Apple’s efforts to protect a user’s data are a major selling point for customers. If your MacBook is stolen, it’s extremely difficult for the thief to bypass the laptop’s security measures and access the data as long as you’ve taken advantage of the tools at your disposal to lock down your machine. However, those same security measures can render a Mac useless in a legitimate sale on the second-hand market.
A report by Vice highlights the frustrations of an independent computer repair specialist and refurbisher John Bumstead, who tweeted about the “millions” of MacBooks that have been “condemned…to death” because of Apple’s Activation Lock. Activation Lock associates a device with an Apple ID, and that Apple ID username and password have to be entered to gain access to the Mac, even if it has been erased. It is automatically turned on when Find My Mac is activated within the Apple ID settings on your Mac.

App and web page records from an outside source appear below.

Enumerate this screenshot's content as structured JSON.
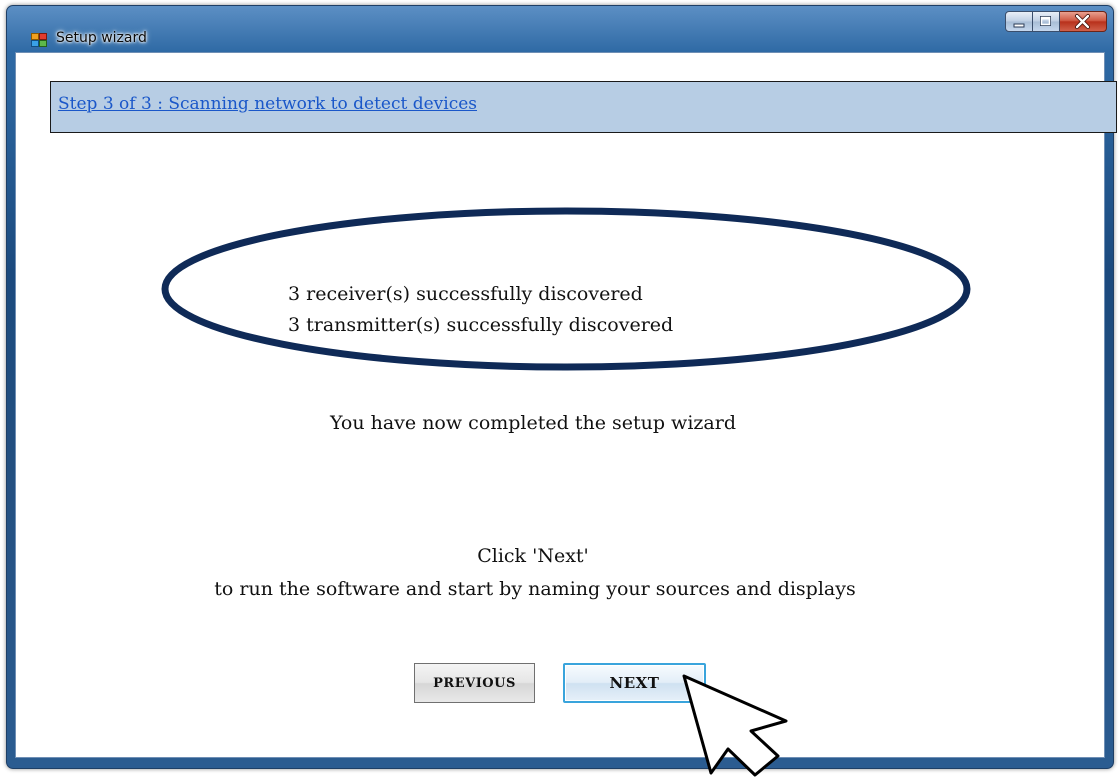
{
  "window": {
    "title": "Setup wizard",
    "controls": {
      "minimize": "minimize",
      "maximize": "maximize",
      "close": "close"
    }
  },
  "step_header": {
    "text": "Step 3 of 3 : Scanning network to detect devices"
  },
  "discovery": {
    "receivers": "3 receiver(s) successfully discovered",
    "transmitters": "3 transmitter(s) successfully discovered"
  },
  "completion_message": "You have now completed the setup wizard",
  "instruction": {
    "line1": "Click 'Next'",
    "line2": "to run the software and start by naming your sources and displays"
  },
  "buttons": {
    "previous": "PREVIOUS",
    "next": "NEXT"
  },
  "icons": {
    "app": "application-window-icon",
    "cursor": "arrow-pointer-icon"
  },
  "colors": {
    "header_band": "#b7cde4",
    "link": "#1a57c9",
    "highlight_ellipse": "#0f2a57",
    "next_focus_border": "#39a4dc",
    "close_button": "#c8422c"
  }
}
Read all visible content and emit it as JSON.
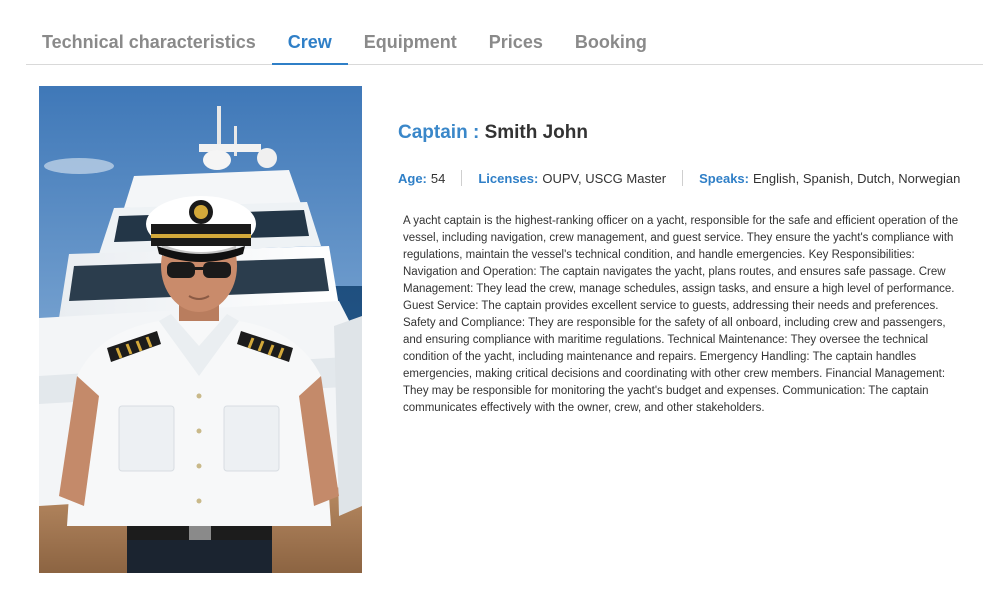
{
  "tabs": [
    {
      "label": "Technical characteristics",
      "active": false
    },
    {
      "label": "Crew",
      "active": true
    },
    {
      "label": "Equipment",
      "active": false
    },
    {
      "label": "Prices",
      "active": false
    },
    {
      "label": "Booking",
      "active": false
    }
  ],
  "crew": {
    "role": "Captain :",
    "name": "Smith John",
    "age_label": "Age:",
    "age": "54",
    "licenses_label": "Licenses:",
    "licenses": "OUPV, USCG Master",
    "speaks_label": "Speaks:",
    "speaks": "English, Spanish, Dutch, Norwegian",
    "description": "A yacht captain is the highest-ranking officer on a yacht, responsible for the safe and efficient operation of the vessel, including navigation, crew management, and guest service. They ensure the yacht's compliance with regulations, maintain the vessel's technical condition, and handle emergencies. Key Responsibilities: Navigation and Operation: The captain navigates the yacht, plans routes, and ensures safe passage. Crew Management: They lead the crew, manage schedules, assign tasks, and ensure a high level of performance. Guest Service: The captain provides excellent service to guests, addressing their needs and preferences. Safety and Compliance: They are responsible for the safety of all onboard, including crew and passengers, and ensuring compliance with maritime regulations. Technical Maintenance: They oversee the technical condition of the yacht, including maintenance and repairs. Emergency Handling: The captain handles emergencies, making critical decisions and coordinating with other crew members. Financial Management: They may be responsible for monitoring the yacht's budget and expenses. Communication: The captain communicates effectively with the owner, crew, and other stakeholders."
  },
  "colors": {
    "accent": "#2f7fc7",
    "tab_inactive": "#8a8a8a",
    "text": "#333333"
  }
}
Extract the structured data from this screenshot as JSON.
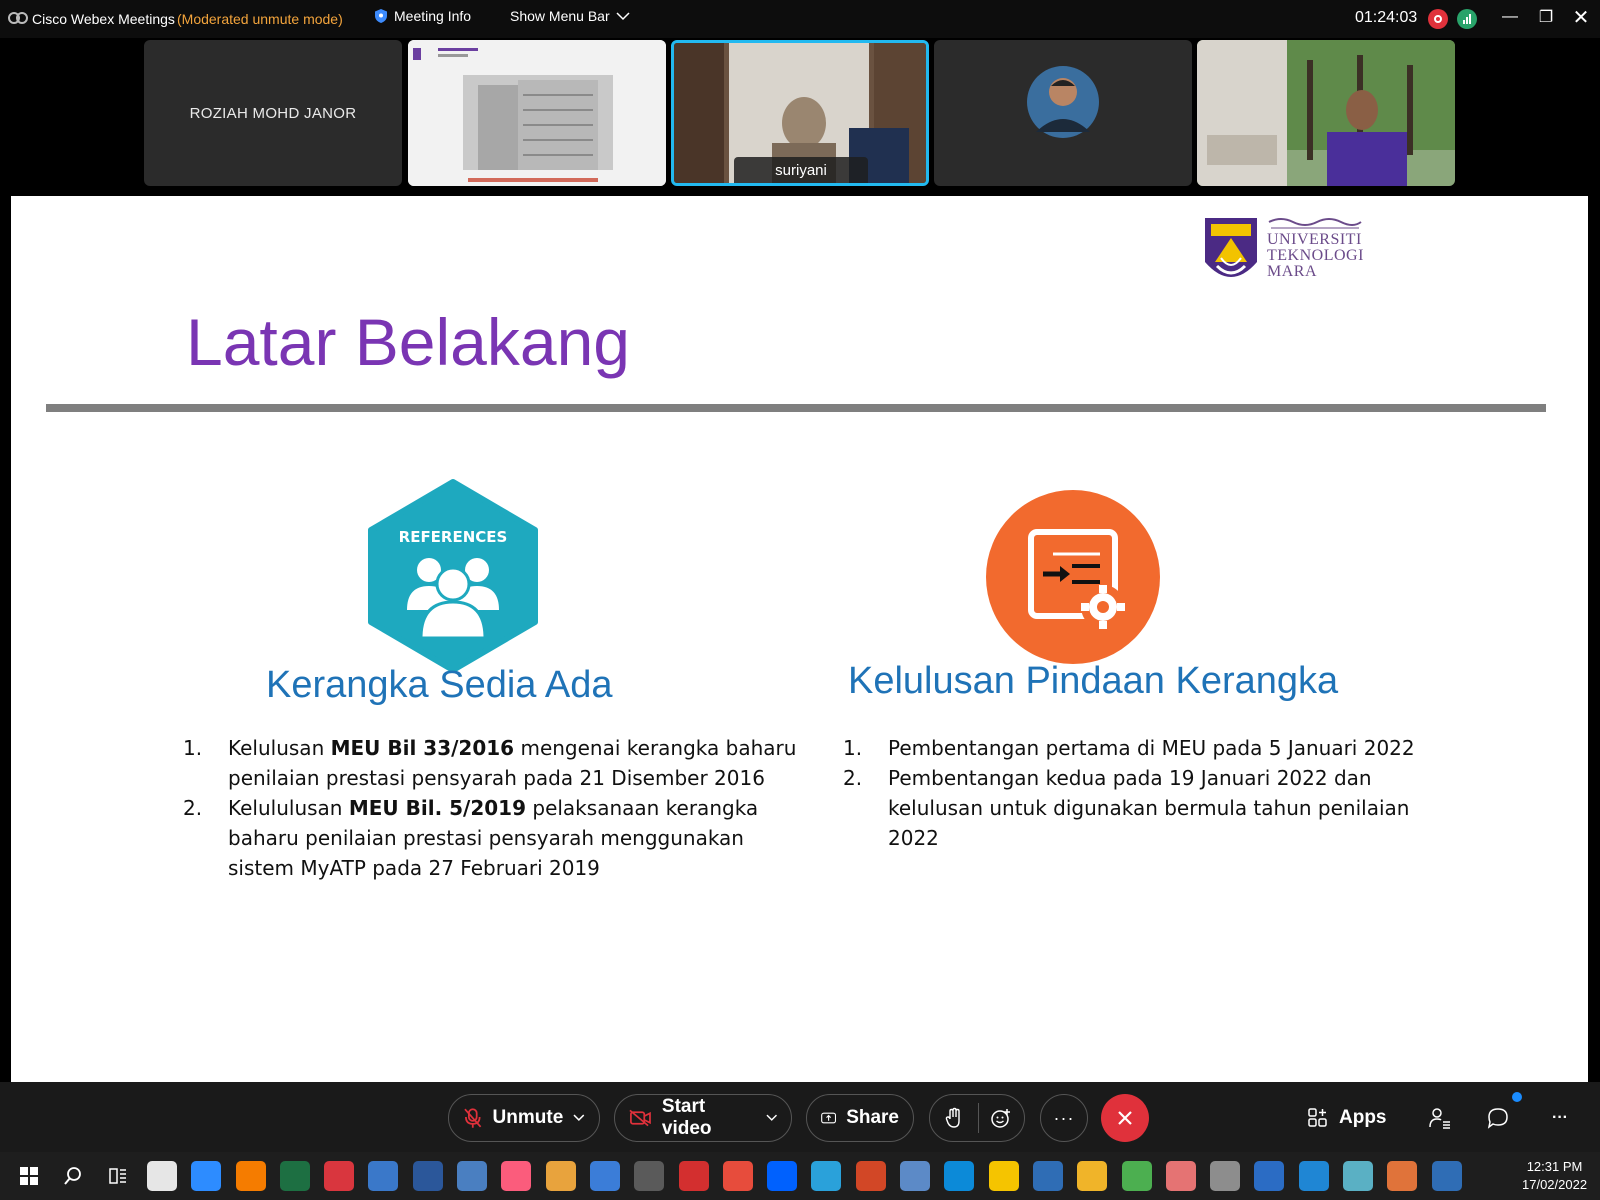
{
  "window": {
    "app_title": "Cisco Webex Meetings",
    "mode_label": "(Moderated unmute mode)",
    "meeting_info_label": "Meeting Info",
    "menu_bar_label": "Show Menu Bar",
    "timer": "01:24:03"
  },
  "participants": [
    {
      "name": "ROZIAH MOHD JANOR",
      "kind": "name-only"
    },
    {
      "name": "",
      "kind": "shared-slide-thumbnail"
    },
    {
      "name": "suriyani",
      "kind": "video",
      "active": true
    },
    {
      "name": "",
      "kind": "avatar"
    },
    {
      "name": "",
      "kind": "video"
    }
  ],
  "slide": {
    "logo_text": [
      "UNIVERSITI",
      "TEKNOLOGI",
      "MARA"
    ],
    "title": "Latar Belakang",
    "left": {
      "icon_label": "REFERENCES",
      "heading": "Kerangka Sedia Ada",
      "items": [
        {
          "num": "1.",
          "pre": "Kelulusan ",
          "bold": "MEU Bil 33/2016",
          "post": " mengenai kerangka baharu",
          "line2": "penilaian prestasi pensyarah  pada 21 Disember 2016"
        },
        {
          "num": "2.",
          "pre": "Kelululusan ",
          "bold": "MEU Bil. 5/2019",
          "post": "  pelaksanaan kerangka",
          "line2": "baharu penilaian prestasi pensyarah menggunakan",
          "line3": "sistem MyATP pada 27 Februari 2019"
        }
      ]
    },
    "right": {
      "heading": "Kelulusan Pindaan Kerangka",
      "items": [
        {
          "num": "1.",
          "line1": "Pembentangan pertama di MEU pada 5 Januari 2022"
        },
        {
          "num": "2.",
          "line1": "Pembentangan kedua pada 19 Januari 2022  dan",
          "line2": "kelulusan untuk digunakan bermula tahun penilaian",
          "line3": "2022"
        }
      ]
    }
  },
  "controls": {
    "unmute": "Unmute",
    "start_video": "Start video",
    "share": "Share",
    "apps": "Apps"
  },
  "taskbar": {
    "time": "12:31 PM",
    "date": "17/02/2022",
    "apps": [
      "start-icon",
      "search-icon",
      "task-view-icon",
      "disk-icon",
      "zoom-icon",
      "vlc-icon",
      "excel-icon",
      "app-red-icon",
      "app-blue-icon",
      "word-icon",
      "calculator-sigma-icon",
      "itunes-icon",
      "paint-icon",
      "explorer-app-icon",
      "calculator-icon",
      "app-red-2-icon",
      "app-circle-icon",
      "dropbox-icon",
      "telegram-icon",
      "powerpoint-icon",
      "laptop-icon",
      "edge-icon",
      "sticky-notes-icon",
      "webex-icon",
      "folder-icon",
      "chrome-icon",
      "paint-3d-icon",
      "voice-recorder-icon",
      "reader-icon",
      "photos-icon",
      "app-teal-icon",
      "app-orange-icon",
      "webex-2-icon"
    ]
  },
  "colors": {
    "title_purple": "#7a35b3",
    "heading_blue": "#1f73b7",
    "active_border": "#22b9f0",
    "end_red": "#e0313b",
    "mode_orange": "#f3a43c"
  }
}
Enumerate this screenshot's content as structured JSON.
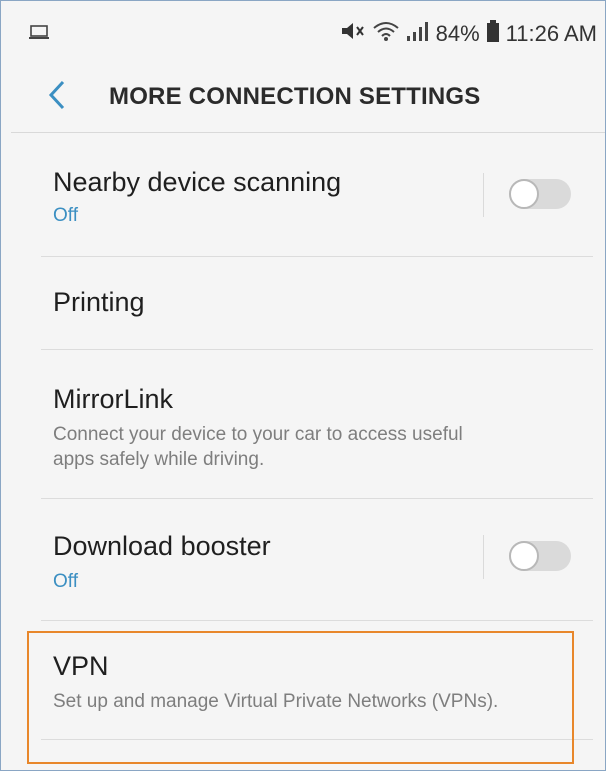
{
  "status_bar": {
    "left_icon": "laptop-icon",
    "mute_icon": "mute-icon",
    "wifi_icon": "wifi-icon",
    "signal_icon": "signal-icon",
    "battery_percent": "84%",
    "battery_icon": "battery-icon",
    "time": "11:26 AM"
  },
  "header": {
    "back_icon": "chevron-left-icon",
    "title": "MORE CONNECTION SETTINGS"
  },
  "items": [
    {
      "title": "Nearby device scanning",
      "subtitle": "Off",
      "toggle": false
    },
    {
      "title": "Printing"
    },
    {
      "title": "MirrorLink",
      "subtitle_lines": [
        "Connect your device to your car to access useful",
        "apps safely while driving."
      ]
    },
    {
      "title": "Download booster",
      "subtitle": "Off",
      "toggle": false
    },
    {
      "title": "VPN",
      "subtitle": "Set up and manage Virtual Private Networks (VPNs)."
    }
  ],
  "colors": {
    "accent": "#3b8fc2",
    "highlight_border": "#e8872b",
    "background": "#f5f5f5"
  }
}
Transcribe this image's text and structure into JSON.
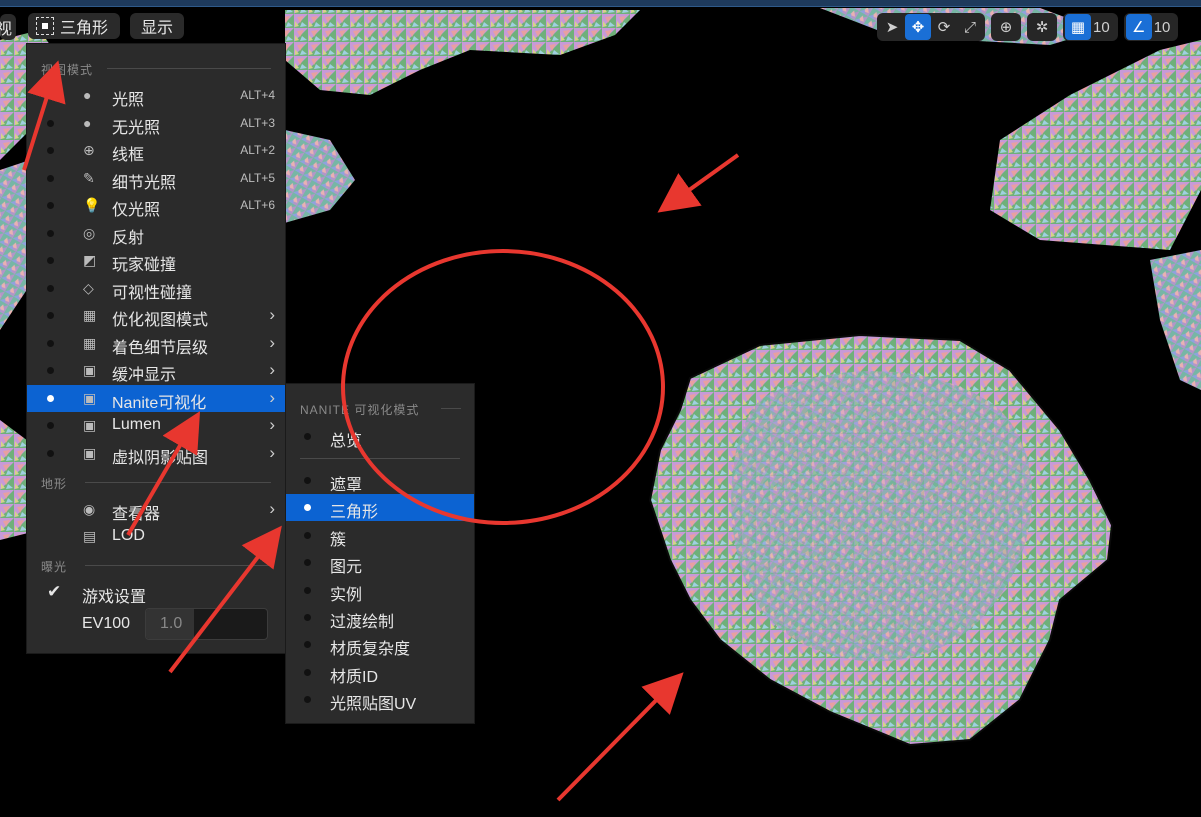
{
  "toolbar": {
    "left_partial": "视",
    "view_mode_label": "三角形",
    "show_label": "显示",
    "grid_value": "10",
    "angle_value": "10"
  },
  "menu": {
    "section_view_mode": "视图模式",
    "items": [
      {
        "label": "光照",
        "shortcut": "ALT+4",
        "icon": "sphere-lit-icon"
      },
      {
        "label": "无光照",
        "shortcut": "ALT+3",
        "icon": "sphere-unlit-icon"
      },
      {
        "label": "线框",
        "shortcut": "ALT+2",
        "icon": "wireframe-globe-icon"
      },
      {
        "label": "细节光照",
        "shortcut": "ALT+5",
        "icon": "detail-light-icon"
      },
      {
        "label": "仅光照",
        "shortcut": "ALT+6",
        "icon": "bulb-icon"
      },
      {
        "label": "反射",
        "shortcut": "",
        "icon": "reflection-icon"
      },
      {
        "label": "玩家碰撞",
        "shortcut": "",
        "icon": "player-collision-icon"
      },
      {
        "label": "可视性碰撞",
        "shortcut": "",
        "icon": "visibility-collision-icon"
      },
      {
        "label": "优化视图模式",
        "shortcut": "",
        "icon": "grid-icon",
        "submenu": true
      },
      {
        "label": "着色细节层级",
        "shortcut": "",
        "icon": "grid-icon",
        "submenu": true
      },
      {
        "label": "缓冲显示",
        "shortcut": "",
        "icon": "buffer-icon",
        "submenu": true
      },
      {
        "label": "Nanite可视化",
        "shortcut": "",
        "icon": "buffer-icon",
        "submenu": true,
        "selected": true
      },
      {
        "label": "Lumen",
        "shortcut": "",
        "icon": "buffer-icon",
        "submenu": true
      },
      {
        "label": "虚拟阴影贴图",
        "shortcut": "",
        "icon": "buffer-icon",
        "submenu": true
      }
    ],
    "section_terrain": "地形",
    "terrain_items": [
      {
        "label": "查看器",
        "icon": "viewer-icon",
        "submenu": true
      },
      {
        "label": "LOD",
        "icon": "lod-icon",
        "submenu": true
      }
    ],
    "section_exposure": "曝光",
    "game_settings_label": "游戏设置",
    "ev100_label": "EV100",
    "ev100_value": "1.0"
  },
  "submenu": {
    "header": "NANITE 可视化模式",
    "overview": "总览",
    "items": [
      "遮罩",
      "三角形",
      "簇",
      "图元",
      "实例",
      "过渡绘制",
      "材质复杂度",
      "材质ID",
      "光照贴图UV"
    ],
    "selected_index": 1
  },
  "colors": {
    "accent": "#0c63d2",
    "annotation_red": "#e8372f",
    "menu_bg": "#2b2b2b"
  }
}
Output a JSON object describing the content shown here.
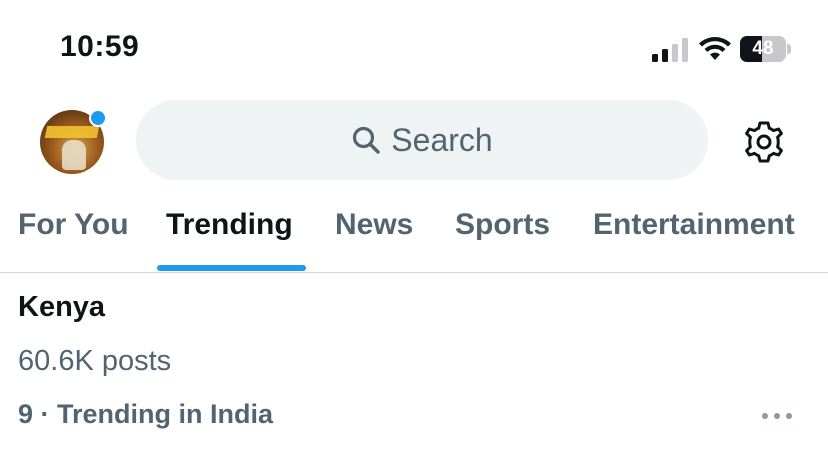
{
  "status_bar": {
    "time": "10:59",
    "battery_level": "48",
    "battery_fraction": 0.48
  },
  "header": {
    "avatar_icon": "profile-avatar",
    "notification_color": "#1d9bf0",
    "search_placeholder": "Search",
    "settings_icon": "gear-icon"
  },
  "tabs": [
    {
      "label": "For You",
      "active": false
    },
    {
      "label": "Trending",
      "active": true
    },
    {
      "label": "News",
      "active": false
    },
    {
      "label": "Sports",
      "active": false
    },
    {
      "label": "Entertainment",
      "active": false
    }
  ],
  "trends": [
    {
      "title": "Kenya",
      "post_count": "60.6K posts",
      "context": "9 · Trending in India"
    }
  ],
  "colors": {
    "accent": "#1d9bf0",
    "primary_text": "#0f1419",
    "secondary_text": "#536471",
    "search_bg": "#eff3f4"
  }
}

Bumstead told Vice that Apple’s security is “formidable” and has become practically impossible to jailbreak or bypass on Apple’s M-series Macs. The T2 security chip that Apple introduced on Intel Macs in 2018 is now integrated into the M1 and M2 system on a chip and if it’s not properly deactivated, it’s causing Macs that are less than two years old to be scrapped and stripped for parts.
Activation Lock has long been a problem for third-party resellers, as well as individuals involved in a legitimate transaction–Macworld’s Mac 911 help columnist often receives emails asking about Activation Lock. As Bumstead points out, if Find My Mac hasn’t been disabled, devices can’t be used even though they are in good working condition. Users can turn off Find My Mac in the Apple ID settings of their Mac, but that also shuts off the ability to locate it. Activation Lock can’t be toggled on or off separately.
Bumstead wants Apple to be more active in helping people who are legitimately trying to access a device. He suggests that a user could make a request to access a machine and then Apple could “explore its records” and “query the original owner,” and if everything checks out “and the original owner does not protest within 30 days,” the restrictions can be lifted so the device can be used again.
Apple has a way online to request that Activation Lock be turned off, but it involves performing a check of the device’s serial number against the registered owner, which means that the second owner needs to be able to work with the original owner to get the request fulfilled. In some instances, that’s difficult or impossible to do.
It’s important that if a device is being sold second-hand, the Apple ID must be disassociated from it. If you’re selling a device, you can’t just wipe out the drive and reinstall the operating system, you also need to disable Find My Mac and Activation Lock. If you’re buying a second-hand device, confirm with the seller that Activation Lock has been disabled and the product has been disassociated with the owner’s Apple ID. Also, confirm that you can contact the seller for their Apple ID info if Activation Lock kicks in and that you can return a device you can’t get access to.
Apple encourages owners of older devices to participate in the company’s trade-in program. Eligible devices earn credit towards a purchase, while ineligible devices are recycled for free. Apple can presumably unlock Macs that are inaccessible due to Activation Lock.